The opponents of Measure Y want you to believe the proposed general plan update will cause a massive traffic jam. An independently prepared EIR and traffic report for the update reach the opposite conclusion. It is easy for opponents to exaggerate the scope of the update since most people do not think in terms of square footage.
The update could add 500,000 square feet of office space and 50,000 square feet of retail to Newport Center. While that sounds like a big increase, it is less than nine percent of the current commercial entitlement in Newport Center.
The other element of the update, up to 500 housing units, will generate traffic at a lesser rate than office, according to the traffic study, and will mostly flow in the opposite direction of work hour traffic.

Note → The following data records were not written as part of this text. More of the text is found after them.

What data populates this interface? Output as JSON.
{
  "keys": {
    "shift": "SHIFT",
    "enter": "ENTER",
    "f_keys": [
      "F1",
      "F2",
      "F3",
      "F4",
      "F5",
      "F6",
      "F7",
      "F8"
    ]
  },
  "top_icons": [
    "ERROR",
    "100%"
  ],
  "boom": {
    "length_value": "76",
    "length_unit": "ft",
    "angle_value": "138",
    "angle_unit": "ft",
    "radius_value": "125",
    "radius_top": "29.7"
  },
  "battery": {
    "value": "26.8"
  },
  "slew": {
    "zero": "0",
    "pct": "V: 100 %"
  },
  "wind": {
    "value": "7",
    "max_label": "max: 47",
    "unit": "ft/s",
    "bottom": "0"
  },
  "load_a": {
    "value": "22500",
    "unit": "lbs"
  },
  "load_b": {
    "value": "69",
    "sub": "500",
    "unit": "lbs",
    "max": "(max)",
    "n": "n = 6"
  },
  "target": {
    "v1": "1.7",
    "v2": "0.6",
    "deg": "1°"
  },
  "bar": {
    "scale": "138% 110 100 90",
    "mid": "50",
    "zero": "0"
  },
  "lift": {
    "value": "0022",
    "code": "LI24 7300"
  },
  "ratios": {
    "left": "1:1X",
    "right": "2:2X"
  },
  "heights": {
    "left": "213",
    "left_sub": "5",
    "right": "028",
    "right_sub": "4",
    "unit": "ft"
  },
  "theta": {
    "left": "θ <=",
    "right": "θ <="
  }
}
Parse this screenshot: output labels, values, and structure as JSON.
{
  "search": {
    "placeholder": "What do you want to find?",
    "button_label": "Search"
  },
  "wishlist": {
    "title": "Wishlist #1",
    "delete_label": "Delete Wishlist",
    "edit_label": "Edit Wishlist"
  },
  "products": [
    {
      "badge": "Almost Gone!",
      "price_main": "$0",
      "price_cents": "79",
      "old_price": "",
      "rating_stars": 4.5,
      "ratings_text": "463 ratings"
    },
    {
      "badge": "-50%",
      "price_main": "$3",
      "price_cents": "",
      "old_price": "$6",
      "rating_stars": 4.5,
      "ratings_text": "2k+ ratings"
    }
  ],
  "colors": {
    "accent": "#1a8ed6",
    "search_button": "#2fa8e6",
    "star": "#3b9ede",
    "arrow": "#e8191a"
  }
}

I live in Big Canyon so I have carefully read the EIR and traffic report as Big Canyon is the closest development to Newport Center’s office towers. The traffic can be accommodated within the capacity of nearby existing roads given the numerous access points to, and the modest percentage increase in development in, Newport Center. And the amount of development there is more than offset by decreases in allowed development elsewhere in the City, most notably in Newport Coast. So the total projected overall traffic from the update is actually a net decrease.
In addition to claiming traffic will become unbearable, opponents also say the update will not benefit our residents.
There are actually two distinct benefits that the update will generate. First, a modest increase in development in Newport Center will help ensure that our town center remains vibrant with better retail and restaurants supported by more customers who are already in the area. It will be more of a place our kids would want to live and work.
Another little-known but major benefit is that in order to utilize the proposed entitlements in Newport Center, developers (i.e. The Irvine Company) will have to sign development agreements.
Under state law, the City can only sign those agreements if there is “public benefit” in doing so. The 2006 voter approved general plan update is expected to generate well over $100,000,000 of public benefit agreements, about $90,000,000 of which have been signed and the proceeds of which are expected in the next 6 years. That is a lot of money for parks and infrastructure (like replacing old water and sewer lines and improving roads), with none of that money going to the City Hall debt, which has been separately financed with long-term, low interest rate bonds. Based upon the past development agreements, the new development agreements due to the update should net the City in the range of $40,000,000 to $50,000,000 or more.
So potential development is relocated to Newport Center which becomes a more vibrant, interesting place, the City gets a big public benefit fee for parks and infrastructure and traffic is not degraded.
No wonder all but one candidate for City Council will be voting Yes on Measure Y.
(Note: Tucker is chairman of the Newport Beach Planning Commission but submitted this letter as a private citizen)